parent and child kneading dough

Dad does the cooking: One father on the benefits of giving up stereotypical gender roles

My daughter loves to role play. She wants to be the mom or the daughter or the ballerina. She loves dolls, princesses, and the color pink. While not unusual for a little girl, it’s the opposite of her mother, who prefers sports bras and sneakers to dresses and high heels. She’s also daring like her father. Before she turned three, she abandoned her pool floats; She’ll jump off anything. If there’s an household candidate to break a bone, she’s the odds-on favorite.

My son loves anything with an engine. Cars, trucks, construction vehicles, and planes fascinate him endlessly. This despite his father being confused by how helicopters fly. He’s much more cautious than his older sister. Like his mother, he’s content to watch her leap from afar, all the while wincing in fear.

In short, there are behavioral traits that cannot be taught. They’re innate. We tend to assign stereotypical gender markers to interests, and in some cases they align (her playing with dolls, him trucks), but in others (her fearlessness, his caution) they do not. And while these traits manifested themselves naturally in my kids, there’s so much that parents can imbue upon their children, often indirectly.

My wife makes more money than I do, and many of the household chores that have traditionally been performed by women – cooking, cleaning, shopping – are the tasks that I now perform. Our kids are familiar with mom leaving for work, amd they’re equally familiar with dinner time consisting of dad at the grill or over the stove.

And while we both work, like most things, it’s about optics. My daughter goes to school with my wife, who drops her off on the way to work. She joins my wife, who is wearing work clothes, to her job. It’s a part of her day-to-day reality. But my kids have never seen me work outside of the house. Their experience with dad has always been at home. Before they began school, mom went to work and dad stayed home, playing with them and taking them places amongst the other (mostly) moms. Even now, when everyone is home and I’m working, that work takes place in an upstairs office. I’m not dressed any different than I would be if I were reading a book or walking the dog. (Basically, I’m a slob). In their eyes, there’s no distinction between home and work for me, the way there is for my wife, so I can see how that can be confusing.

Being candid, before jumping into these roles, there wasn’t much discussion. Attempting life as a freelance writer was what I was doing for work before kids, so when they arrived, our plan now just included figuring this whole parenting thing out. And while I do believe that moms are superhuman and preternaturally so much better at this parenting thing, I didn’t view having a primary role as a caregiver when they were little as a nuisance because they were my children.

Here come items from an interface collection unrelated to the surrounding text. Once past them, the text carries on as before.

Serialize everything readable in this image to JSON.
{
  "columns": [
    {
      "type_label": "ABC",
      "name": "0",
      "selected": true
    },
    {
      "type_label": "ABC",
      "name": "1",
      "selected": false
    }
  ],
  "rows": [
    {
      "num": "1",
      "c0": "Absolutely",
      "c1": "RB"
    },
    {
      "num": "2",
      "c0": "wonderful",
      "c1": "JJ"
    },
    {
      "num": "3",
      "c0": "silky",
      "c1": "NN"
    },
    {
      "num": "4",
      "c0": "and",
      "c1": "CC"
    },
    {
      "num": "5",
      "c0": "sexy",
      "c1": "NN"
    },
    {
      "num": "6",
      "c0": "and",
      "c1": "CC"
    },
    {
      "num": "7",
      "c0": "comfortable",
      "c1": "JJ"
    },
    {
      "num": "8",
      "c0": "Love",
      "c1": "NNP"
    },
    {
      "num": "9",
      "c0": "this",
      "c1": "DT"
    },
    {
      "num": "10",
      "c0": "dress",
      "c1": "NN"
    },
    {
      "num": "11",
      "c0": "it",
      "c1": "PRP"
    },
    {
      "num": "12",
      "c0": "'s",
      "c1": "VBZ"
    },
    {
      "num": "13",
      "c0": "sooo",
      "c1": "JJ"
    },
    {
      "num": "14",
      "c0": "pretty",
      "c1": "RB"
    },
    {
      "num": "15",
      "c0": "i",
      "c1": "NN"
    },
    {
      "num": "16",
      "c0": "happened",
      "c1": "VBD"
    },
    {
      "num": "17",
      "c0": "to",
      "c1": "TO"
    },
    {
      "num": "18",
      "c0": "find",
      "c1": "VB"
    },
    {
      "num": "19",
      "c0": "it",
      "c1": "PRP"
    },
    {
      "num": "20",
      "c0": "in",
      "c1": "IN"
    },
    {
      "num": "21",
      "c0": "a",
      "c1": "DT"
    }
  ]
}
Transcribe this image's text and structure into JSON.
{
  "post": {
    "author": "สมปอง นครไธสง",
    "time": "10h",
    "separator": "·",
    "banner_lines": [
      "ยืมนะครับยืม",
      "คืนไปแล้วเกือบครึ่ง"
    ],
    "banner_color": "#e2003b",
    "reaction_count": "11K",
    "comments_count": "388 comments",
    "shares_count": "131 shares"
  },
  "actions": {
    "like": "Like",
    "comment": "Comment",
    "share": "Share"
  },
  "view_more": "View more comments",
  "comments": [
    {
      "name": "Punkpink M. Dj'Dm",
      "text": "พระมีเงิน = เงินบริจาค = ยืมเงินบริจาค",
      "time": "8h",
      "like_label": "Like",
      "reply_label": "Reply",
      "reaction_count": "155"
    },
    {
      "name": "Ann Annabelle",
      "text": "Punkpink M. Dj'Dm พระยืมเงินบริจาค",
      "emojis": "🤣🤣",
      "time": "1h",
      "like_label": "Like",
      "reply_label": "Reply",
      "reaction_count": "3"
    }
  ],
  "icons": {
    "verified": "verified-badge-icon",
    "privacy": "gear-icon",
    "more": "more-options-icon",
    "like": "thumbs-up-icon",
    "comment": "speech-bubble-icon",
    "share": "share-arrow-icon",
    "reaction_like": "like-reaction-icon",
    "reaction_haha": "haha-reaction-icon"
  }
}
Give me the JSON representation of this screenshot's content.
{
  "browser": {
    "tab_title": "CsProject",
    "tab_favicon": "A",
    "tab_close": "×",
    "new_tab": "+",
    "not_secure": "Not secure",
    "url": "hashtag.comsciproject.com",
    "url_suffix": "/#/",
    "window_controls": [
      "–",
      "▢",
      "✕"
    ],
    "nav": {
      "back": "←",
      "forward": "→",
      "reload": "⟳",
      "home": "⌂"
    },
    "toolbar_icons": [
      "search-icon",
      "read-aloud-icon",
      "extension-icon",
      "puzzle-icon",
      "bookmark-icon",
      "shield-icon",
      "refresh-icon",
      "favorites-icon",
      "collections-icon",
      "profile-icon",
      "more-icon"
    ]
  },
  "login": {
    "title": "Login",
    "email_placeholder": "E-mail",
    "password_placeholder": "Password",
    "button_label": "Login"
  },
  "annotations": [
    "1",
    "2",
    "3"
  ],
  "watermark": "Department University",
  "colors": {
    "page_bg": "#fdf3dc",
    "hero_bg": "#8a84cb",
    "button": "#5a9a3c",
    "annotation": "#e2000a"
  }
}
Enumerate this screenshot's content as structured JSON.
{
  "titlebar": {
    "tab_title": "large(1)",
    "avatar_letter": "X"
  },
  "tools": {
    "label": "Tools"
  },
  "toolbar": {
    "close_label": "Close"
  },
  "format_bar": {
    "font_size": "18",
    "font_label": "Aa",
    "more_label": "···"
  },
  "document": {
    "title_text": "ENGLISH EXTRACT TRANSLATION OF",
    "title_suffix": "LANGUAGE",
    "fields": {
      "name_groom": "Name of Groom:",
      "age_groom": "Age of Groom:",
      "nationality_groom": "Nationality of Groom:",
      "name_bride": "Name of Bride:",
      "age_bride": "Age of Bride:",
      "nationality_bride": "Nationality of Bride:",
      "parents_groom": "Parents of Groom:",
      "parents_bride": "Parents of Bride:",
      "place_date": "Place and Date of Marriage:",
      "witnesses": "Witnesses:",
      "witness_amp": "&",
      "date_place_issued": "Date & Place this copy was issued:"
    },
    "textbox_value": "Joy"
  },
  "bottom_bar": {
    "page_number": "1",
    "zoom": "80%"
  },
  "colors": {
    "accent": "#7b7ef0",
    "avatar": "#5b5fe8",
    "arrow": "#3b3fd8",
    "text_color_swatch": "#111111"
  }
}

Don’t all dads do this?

(Side note: I have to give a shout out to the moms who have told me repeatedly what a “good dad” I am. Though, I must admit, it’s a misguided compliment because the bar for good parenting from dads is incredibly low. I just show up with my kid in mismatched clothes and with peanut butter on his face and get complimented; My wife – and most moms, I assume – don’t get nearly enough credit for all the parenting they do.)

We’re careful to point out the small non-traditional stuff (“No, pink isn’t a ‘girls color,’ he can like pink too” or “See? Dad’s can fold laundry”) to our children so that it doesn’t seem unnatural. Daddy cooking and mom being so much more athletic than dad is just a normal part of their lives. We’re also quick to correct them when our daughter scolds our son about reaching for a pink toy. And because our situation – while more normal now than in times past – is still less traditional than most, so too should we think that our children should be aware of other “non-traditional” (whatever that means) families: single-parent households, same-sex households, kids with foster parents.

These are good lessons for our children to learn. For our daughter, it shows her that – contrary to what society has communicated to women over the years – her brain is valuable and women are the most important cog in our society. It also teaches her than men can perform tasks beyond being the detached breadwinner. For our son, it shows him that a woman’s perspective and insight are vital in the workplace. It also teaches him that dads can be nurturing, sensitive, and whip up a killer eggplant parmesan, but also be able to birdie the par 3 11th hole at the local country club (okay, let’s be honest, more like bogey).

And aside from subverting gender norms, there’s also another lesson in the non-traditional nature of our lifestyle. Their father has eschewed the normative path for what he sees to be a more fulfilling one. Pursuit of a writing career isn’t an easy one. It’s filled with failures and rejections. As someone who is gregarious and extroverted, the loneliness of writing can be crippling. With that difficulty, though, comes a greater reward when there’s a job well done, whether it’s monetary or intrinsic. This is also a good lesson for our kids to learn, as is the idea that following their own dreams is as important as anything they’ll ever decide to do.

Break eggs, break bones, whatever. Just make sure you’re leading with your heart.

About the author

Matt Osgood is a freelance journalist based out of Haverhill, MA, where he lives with his wife, their two kids, and dog. While life as a dad certainly provides him with the best material, he writes mostly about sports and booze, both of which provide much needed therapy.

Get the Ovia Parenting app
Get our app at the Apple App Store Get our app at the Apple App Store Get our app at the Google Play Store Get our app at the Google Play Store